Description of the task:
Where a line of the records holds the string "this", copy that line.

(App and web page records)
★ ★ ★ ★

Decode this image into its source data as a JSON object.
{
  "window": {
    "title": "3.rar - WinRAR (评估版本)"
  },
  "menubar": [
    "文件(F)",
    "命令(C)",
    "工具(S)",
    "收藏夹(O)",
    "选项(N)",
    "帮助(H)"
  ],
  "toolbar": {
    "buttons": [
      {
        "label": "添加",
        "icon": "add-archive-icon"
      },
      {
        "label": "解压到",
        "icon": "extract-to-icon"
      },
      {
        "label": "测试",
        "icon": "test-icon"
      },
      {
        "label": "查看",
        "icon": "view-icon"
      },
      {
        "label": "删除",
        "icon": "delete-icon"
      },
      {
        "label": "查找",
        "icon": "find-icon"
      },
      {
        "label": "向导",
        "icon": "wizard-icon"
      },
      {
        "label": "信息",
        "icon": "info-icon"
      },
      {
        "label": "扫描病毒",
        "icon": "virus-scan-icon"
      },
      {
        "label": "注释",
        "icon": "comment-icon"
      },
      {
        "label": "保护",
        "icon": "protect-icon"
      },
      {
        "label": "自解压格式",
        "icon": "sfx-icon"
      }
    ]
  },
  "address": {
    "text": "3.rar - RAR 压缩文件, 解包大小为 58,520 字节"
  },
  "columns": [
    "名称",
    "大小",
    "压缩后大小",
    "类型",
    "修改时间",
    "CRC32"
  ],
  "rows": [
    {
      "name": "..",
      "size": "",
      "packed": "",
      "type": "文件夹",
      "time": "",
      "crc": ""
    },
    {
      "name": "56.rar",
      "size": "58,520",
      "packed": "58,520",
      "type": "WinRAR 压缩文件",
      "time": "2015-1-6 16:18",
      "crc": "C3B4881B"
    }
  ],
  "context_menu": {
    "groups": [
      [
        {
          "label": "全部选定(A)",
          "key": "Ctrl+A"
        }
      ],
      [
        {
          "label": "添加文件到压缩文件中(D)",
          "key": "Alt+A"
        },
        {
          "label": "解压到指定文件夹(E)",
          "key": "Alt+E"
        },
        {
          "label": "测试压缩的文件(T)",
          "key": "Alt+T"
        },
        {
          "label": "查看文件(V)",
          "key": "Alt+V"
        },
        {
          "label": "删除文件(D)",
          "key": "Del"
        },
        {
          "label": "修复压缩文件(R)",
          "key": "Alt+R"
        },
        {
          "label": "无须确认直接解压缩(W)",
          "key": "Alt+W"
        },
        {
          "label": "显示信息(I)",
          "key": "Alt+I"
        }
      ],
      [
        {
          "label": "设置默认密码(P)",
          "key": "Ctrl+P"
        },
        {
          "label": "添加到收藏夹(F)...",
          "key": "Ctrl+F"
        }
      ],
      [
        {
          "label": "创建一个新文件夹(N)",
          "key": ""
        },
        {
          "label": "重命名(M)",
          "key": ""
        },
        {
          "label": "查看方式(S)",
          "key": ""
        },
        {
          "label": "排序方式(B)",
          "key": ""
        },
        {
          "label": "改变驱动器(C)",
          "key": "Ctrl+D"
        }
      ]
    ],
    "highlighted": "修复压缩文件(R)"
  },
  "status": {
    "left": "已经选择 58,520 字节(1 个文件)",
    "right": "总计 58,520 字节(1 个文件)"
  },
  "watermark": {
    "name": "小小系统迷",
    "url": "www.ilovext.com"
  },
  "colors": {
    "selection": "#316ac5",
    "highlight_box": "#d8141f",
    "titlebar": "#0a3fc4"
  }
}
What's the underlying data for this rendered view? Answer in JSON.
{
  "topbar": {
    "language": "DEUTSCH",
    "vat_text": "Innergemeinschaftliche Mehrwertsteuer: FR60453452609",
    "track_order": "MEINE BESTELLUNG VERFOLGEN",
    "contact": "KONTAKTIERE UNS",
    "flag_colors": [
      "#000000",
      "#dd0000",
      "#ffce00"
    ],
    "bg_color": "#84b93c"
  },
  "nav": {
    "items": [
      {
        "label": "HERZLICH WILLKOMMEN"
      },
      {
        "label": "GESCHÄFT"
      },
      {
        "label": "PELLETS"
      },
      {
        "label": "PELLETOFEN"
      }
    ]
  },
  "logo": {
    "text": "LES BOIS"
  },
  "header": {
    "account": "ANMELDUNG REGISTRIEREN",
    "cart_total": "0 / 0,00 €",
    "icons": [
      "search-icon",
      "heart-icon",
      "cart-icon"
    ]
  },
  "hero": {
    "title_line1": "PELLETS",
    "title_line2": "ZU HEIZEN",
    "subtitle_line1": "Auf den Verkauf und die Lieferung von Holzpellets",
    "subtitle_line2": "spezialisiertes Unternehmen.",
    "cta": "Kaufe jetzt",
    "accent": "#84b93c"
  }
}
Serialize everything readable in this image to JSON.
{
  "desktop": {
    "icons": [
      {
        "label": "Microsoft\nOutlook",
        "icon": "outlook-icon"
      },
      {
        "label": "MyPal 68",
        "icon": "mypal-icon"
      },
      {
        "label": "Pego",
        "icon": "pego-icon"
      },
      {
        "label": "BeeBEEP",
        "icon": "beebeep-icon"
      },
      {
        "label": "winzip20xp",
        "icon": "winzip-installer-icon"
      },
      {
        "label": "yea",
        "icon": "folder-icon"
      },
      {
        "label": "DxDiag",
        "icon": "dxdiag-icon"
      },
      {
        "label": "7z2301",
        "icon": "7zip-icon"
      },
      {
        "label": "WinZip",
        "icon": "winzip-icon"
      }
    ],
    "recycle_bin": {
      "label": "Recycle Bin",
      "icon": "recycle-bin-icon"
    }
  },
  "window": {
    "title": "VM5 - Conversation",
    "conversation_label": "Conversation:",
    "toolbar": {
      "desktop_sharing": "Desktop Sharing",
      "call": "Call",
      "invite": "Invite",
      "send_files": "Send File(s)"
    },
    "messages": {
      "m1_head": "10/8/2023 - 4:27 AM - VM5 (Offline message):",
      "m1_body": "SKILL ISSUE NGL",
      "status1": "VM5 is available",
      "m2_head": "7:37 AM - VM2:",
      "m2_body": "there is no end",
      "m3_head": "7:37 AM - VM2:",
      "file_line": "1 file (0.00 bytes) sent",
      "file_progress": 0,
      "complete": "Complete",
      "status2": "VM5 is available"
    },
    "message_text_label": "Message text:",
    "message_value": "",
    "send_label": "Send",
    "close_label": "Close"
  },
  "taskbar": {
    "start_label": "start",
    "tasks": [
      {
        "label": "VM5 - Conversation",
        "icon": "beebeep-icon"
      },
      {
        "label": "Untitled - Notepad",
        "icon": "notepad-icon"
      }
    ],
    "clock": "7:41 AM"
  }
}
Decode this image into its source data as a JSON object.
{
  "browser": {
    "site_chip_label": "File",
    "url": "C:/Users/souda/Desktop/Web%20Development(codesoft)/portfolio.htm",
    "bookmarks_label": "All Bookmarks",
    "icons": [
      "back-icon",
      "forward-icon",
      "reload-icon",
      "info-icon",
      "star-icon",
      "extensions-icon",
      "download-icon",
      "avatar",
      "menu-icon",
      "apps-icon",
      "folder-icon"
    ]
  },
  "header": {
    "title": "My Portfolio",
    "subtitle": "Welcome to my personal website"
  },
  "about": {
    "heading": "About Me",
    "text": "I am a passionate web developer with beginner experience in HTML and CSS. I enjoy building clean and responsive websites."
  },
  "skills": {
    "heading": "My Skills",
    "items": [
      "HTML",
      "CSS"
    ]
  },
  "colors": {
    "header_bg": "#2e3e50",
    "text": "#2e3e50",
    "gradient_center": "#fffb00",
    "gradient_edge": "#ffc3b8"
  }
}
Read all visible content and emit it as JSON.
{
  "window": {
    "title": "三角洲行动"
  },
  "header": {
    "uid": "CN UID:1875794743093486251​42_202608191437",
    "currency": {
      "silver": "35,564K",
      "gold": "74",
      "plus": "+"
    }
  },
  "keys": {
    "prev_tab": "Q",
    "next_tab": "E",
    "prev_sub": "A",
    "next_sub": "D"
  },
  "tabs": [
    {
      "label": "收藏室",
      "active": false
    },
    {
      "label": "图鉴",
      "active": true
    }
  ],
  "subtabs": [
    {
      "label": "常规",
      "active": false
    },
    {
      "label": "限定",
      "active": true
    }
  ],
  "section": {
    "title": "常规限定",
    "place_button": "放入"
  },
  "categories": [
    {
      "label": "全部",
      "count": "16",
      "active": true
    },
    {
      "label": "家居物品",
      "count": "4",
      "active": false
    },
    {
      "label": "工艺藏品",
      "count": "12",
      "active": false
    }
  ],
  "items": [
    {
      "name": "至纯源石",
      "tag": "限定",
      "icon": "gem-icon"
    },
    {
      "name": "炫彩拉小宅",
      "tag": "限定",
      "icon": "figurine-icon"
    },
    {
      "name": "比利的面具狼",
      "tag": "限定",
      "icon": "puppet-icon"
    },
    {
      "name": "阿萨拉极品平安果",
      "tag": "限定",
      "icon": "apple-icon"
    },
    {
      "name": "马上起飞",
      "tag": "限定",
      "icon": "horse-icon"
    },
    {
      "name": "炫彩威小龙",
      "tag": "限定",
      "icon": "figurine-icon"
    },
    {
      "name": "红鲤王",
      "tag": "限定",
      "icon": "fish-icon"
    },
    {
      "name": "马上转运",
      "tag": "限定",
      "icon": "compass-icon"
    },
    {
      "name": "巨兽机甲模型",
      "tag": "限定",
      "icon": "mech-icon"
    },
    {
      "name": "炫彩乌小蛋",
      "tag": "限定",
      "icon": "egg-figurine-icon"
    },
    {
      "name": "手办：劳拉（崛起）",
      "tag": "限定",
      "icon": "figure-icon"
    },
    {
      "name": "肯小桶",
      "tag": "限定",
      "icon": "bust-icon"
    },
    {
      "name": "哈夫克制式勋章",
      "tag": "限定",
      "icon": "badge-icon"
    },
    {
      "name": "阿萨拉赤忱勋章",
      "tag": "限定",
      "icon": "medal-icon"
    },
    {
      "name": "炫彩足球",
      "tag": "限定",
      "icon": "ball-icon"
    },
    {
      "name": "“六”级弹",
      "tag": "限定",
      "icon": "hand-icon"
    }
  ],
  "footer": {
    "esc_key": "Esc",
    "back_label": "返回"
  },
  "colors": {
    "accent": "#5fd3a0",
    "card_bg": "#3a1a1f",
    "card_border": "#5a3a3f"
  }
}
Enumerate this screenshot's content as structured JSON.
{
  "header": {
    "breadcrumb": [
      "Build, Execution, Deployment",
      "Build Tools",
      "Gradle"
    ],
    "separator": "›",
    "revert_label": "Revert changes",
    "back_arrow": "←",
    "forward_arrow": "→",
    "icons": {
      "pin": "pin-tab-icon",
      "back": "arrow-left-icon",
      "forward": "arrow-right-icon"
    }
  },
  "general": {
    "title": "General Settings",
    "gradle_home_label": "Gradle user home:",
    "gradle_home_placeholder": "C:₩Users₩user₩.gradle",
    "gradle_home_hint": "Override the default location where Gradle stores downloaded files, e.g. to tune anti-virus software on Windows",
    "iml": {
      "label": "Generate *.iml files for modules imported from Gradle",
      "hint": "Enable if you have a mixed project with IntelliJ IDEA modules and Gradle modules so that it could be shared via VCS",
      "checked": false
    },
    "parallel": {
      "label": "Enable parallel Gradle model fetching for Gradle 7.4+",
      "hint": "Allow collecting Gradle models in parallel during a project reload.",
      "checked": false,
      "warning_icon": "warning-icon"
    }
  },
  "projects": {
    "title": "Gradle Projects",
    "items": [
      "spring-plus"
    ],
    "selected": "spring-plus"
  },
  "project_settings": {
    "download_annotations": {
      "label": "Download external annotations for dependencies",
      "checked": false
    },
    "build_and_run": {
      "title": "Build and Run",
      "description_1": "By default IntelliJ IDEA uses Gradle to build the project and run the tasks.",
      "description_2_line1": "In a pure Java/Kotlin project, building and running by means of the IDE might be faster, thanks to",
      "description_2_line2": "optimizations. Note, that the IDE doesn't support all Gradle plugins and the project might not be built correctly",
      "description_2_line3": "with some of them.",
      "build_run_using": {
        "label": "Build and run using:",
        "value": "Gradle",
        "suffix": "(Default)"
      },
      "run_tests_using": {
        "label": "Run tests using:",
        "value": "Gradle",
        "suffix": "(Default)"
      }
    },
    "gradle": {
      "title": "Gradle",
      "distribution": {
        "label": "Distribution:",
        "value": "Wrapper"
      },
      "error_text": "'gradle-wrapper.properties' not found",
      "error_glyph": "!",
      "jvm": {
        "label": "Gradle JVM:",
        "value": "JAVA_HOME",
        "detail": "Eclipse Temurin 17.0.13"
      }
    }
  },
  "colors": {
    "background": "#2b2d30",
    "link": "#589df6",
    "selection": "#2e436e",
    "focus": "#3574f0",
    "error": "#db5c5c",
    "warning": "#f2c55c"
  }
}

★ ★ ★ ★

Output of the exercise:
Decode this image into its source data as a JSON object.
What's the underlying data for this rendered view? Answer in JSON.
Serialize everything readable in this image to JSON.
Decode this image into its source data as a JSON object.
Enumerate this screenshot's content as structured JSON.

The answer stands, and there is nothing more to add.